• SOURCE MATERIAL
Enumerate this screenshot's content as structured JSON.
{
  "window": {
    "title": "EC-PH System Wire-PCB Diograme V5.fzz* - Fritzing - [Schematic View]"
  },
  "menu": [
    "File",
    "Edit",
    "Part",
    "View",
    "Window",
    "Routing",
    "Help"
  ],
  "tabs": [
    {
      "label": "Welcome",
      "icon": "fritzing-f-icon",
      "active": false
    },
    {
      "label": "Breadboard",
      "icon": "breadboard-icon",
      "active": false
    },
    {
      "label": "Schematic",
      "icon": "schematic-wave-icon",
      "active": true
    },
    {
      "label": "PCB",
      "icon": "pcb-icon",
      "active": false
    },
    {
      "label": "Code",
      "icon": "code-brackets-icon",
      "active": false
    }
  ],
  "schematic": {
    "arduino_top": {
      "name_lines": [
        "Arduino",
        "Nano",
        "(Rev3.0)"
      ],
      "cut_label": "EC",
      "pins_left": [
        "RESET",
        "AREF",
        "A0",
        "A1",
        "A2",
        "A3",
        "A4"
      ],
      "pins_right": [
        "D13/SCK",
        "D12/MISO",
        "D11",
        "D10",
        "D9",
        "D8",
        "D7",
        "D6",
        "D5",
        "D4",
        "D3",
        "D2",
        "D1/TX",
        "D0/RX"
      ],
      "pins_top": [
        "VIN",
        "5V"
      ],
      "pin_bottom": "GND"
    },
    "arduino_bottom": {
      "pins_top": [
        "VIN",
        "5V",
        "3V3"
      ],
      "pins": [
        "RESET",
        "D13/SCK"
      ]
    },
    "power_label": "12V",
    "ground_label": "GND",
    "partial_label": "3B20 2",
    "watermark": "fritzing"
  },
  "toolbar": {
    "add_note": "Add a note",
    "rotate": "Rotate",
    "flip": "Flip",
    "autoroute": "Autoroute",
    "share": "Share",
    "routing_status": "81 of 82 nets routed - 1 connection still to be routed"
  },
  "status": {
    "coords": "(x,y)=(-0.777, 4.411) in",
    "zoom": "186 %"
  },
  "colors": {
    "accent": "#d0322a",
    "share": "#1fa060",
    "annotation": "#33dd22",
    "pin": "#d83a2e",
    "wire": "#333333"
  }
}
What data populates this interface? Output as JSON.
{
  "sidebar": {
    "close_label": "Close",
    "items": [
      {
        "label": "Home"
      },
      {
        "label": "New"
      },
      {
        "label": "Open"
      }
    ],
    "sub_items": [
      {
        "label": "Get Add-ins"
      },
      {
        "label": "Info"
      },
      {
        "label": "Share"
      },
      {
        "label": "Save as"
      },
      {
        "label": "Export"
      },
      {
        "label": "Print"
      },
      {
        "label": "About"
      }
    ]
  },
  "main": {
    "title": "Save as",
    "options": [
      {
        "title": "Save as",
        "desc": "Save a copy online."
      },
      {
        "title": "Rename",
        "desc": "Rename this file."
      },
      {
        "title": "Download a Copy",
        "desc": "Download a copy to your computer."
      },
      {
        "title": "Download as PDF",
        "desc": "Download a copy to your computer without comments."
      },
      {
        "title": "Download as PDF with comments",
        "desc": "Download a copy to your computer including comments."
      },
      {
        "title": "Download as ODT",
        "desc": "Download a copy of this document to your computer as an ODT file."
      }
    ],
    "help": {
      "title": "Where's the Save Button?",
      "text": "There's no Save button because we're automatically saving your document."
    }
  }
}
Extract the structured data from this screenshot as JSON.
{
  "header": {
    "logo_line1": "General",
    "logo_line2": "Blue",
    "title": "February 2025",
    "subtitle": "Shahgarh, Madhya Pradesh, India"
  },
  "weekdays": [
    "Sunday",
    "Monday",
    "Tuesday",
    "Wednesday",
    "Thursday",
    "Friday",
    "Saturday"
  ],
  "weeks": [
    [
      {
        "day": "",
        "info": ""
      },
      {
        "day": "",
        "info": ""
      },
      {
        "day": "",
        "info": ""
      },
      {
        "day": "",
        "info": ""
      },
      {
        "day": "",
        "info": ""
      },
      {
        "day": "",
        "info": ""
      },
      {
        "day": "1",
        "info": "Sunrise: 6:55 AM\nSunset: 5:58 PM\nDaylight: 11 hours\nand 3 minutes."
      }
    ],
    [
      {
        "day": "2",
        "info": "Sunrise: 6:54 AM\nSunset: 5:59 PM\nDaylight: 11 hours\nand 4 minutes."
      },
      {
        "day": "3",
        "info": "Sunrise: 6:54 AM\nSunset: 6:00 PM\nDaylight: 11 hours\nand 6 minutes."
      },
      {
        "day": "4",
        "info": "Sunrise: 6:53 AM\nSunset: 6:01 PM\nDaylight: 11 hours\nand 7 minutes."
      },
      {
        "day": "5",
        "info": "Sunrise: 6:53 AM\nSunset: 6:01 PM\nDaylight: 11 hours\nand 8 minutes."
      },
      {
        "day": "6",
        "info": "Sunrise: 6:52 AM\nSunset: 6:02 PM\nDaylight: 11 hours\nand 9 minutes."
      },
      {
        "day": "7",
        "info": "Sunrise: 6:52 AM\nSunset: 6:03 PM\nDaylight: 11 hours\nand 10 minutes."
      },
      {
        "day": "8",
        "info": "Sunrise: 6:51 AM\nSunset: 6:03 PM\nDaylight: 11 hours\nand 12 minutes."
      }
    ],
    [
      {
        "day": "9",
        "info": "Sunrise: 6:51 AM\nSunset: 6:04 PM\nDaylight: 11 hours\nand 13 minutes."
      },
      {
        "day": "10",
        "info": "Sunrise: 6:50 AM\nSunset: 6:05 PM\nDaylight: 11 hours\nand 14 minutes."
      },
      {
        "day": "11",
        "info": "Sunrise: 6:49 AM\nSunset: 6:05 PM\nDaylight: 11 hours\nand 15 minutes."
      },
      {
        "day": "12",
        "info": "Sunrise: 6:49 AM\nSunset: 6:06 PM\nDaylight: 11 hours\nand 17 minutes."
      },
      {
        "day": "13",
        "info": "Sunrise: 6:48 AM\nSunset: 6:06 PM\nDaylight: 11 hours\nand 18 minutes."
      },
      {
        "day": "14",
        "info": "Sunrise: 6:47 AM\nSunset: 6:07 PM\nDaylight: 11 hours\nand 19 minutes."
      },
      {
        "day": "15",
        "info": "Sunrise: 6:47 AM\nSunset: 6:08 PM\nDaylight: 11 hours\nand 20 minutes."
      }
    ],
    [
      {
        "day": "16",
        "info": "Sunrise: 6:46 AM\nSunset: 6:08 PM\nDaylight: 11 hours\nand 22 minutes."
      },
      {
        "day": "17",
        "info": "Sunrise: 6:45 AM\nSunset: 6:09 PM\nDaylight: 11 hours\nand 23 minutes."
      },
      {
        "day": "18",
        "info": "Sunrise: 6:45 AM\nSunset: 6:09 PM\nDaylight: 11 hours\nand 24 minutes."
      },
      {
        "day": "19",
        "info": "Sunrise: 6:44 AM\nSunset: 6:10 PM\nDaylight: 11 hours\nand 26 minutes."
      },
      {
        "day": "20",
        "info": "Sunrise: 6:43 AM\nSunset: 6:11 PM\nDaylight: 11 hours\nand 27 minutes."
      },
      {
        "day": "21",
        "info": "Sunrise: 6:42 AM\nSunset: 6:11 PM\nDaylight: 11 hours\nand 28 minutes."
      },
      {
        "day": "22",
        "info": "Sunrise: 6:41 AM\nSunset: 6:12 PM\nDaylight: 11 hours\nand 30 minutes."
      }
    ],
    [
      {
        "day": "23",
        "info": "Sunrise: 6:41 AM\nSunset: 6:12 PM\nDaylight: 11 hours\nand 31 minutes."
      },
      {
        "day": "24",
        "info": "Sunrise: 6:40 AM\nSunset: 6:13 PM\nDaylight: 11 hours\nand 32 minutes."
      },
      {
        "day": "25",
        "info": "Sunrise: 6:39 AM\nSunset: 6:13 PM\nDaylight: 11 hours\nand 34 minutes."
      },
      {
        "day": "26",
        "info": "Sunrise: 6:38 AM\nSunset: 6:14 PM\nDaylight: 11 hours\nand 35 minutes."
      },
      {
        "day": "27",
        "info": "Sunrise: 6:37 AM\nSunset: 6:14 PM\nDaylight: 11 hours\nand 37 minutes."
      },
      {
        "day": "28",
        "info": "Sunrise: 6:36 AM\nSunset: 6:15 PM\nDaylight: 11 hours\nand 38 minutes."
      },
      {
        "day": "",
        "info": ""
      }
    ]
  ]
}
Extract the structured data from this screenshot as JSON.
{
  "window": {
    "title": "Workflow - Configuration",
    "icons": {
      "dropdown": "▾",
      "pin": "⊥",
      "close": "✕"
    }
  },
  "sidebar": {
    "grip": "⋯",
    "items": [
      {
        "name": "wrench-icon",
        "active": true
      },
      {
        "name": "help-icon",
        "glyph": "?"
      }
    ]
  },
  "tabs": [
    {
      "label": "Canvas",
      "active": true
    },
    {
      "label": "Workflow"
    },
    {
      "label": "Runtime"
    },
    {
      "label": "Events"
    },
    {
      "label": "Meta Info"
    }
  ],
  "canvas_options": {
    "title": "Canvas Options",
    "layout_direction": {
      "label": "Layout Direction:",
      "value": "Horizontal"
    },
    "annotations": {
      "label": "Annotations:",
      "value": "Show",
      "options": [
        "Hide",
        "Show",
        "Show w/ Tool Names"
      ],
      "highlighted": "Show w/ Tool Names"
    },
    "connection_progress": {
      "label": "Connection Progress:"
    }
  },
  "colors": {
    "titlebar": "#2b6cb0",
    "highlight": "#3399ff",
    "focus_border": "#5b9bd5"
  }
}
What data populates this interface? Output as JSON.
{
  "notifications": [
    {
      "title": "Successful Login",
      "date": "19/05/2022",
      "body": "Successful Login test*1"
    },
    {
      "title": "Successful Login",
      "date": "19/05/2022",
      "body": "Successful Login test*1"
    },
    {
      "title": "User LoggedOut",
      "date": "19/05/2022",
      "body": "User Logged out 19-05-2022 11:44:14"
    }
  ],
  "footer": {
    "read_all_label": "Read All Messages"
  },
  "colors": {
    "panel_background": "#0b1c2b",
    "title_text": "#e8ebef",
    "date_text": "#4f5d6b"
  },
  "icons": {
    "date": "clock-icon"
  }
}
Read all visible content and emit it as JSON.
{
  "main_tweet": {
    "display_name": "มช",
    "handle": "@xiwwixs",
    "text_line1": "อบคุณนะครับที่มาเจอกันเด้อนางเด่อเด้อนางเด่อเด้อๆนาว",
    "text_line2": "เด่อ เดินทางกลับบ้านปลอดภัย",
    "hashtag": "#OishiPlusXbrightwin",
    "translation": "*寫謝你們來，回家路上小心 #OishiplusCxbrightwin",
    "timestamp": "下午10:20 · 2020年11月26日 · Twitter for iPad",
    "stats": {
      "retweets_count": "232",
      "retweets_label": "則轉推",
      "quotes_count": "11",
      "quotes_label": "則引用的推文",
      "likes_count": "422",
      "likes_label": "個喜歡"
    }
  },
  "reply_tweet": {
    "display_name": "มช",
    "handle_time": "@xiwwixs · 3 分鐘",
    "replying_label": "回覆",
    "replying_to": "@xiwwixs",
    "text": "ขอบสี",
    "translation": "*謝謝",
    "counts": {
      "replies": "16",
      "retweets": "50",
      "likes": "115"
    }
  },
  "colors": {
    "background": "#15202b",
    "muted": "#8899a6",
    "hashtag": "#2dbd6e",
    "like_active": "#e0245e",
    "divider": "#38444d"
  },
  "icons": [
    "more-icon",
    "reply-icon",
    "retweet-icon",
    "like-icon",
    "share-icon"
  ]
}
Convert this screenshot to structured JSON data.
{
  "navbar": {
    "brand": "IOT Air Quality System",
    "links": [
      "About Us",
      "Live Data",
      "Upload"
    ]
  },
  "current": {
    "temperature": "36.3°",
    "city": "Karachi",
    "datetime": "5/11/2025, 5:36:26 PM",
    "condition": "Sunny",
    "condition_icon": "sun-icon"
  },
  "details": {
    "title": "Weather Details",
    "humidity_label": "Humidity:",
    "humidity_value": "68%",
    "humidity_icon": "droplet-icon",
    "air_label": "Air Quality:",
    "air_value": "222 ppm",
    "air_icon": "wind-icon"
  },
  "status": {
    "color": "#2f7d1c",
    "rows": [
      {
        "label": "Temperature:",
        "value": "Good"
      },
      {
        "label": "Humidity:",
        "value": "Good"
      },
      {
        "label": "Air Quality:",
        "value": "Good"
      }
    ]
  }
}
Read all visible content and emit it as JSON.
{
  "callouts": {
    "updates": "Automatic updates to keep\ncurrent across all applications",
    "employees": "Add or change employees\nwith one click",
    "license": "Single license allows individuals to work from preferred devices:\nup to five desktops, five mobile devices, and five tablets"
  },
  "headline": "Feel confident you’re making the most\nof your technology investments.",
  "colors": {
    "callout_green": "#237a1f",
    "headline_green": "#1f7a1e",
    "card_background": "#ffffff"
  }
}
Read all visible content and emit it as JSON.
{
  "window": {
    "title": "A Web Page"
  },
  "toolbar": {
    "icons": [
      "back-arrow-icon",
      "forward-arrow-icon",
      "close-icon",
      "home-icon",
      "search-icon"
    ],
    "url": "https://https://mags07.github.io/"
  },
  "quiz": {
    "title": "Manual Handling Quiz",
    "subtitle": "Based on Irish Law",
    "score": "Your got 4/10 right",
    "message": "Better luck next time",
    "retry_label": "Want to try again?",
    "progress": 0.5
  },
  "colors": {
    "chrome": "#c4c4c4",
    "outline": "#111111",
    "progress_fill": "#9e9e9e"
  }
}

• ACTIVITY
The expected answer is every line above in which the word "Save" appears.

• SOLVED EXERCISE
        "label": "Save as"
    "title": "Save as",
        "title": "Save as",
        "desc": "Save a copy online."
      "title": "Where's the Save Button?",
      "text": "There's no Save button because we're automatically saving your document."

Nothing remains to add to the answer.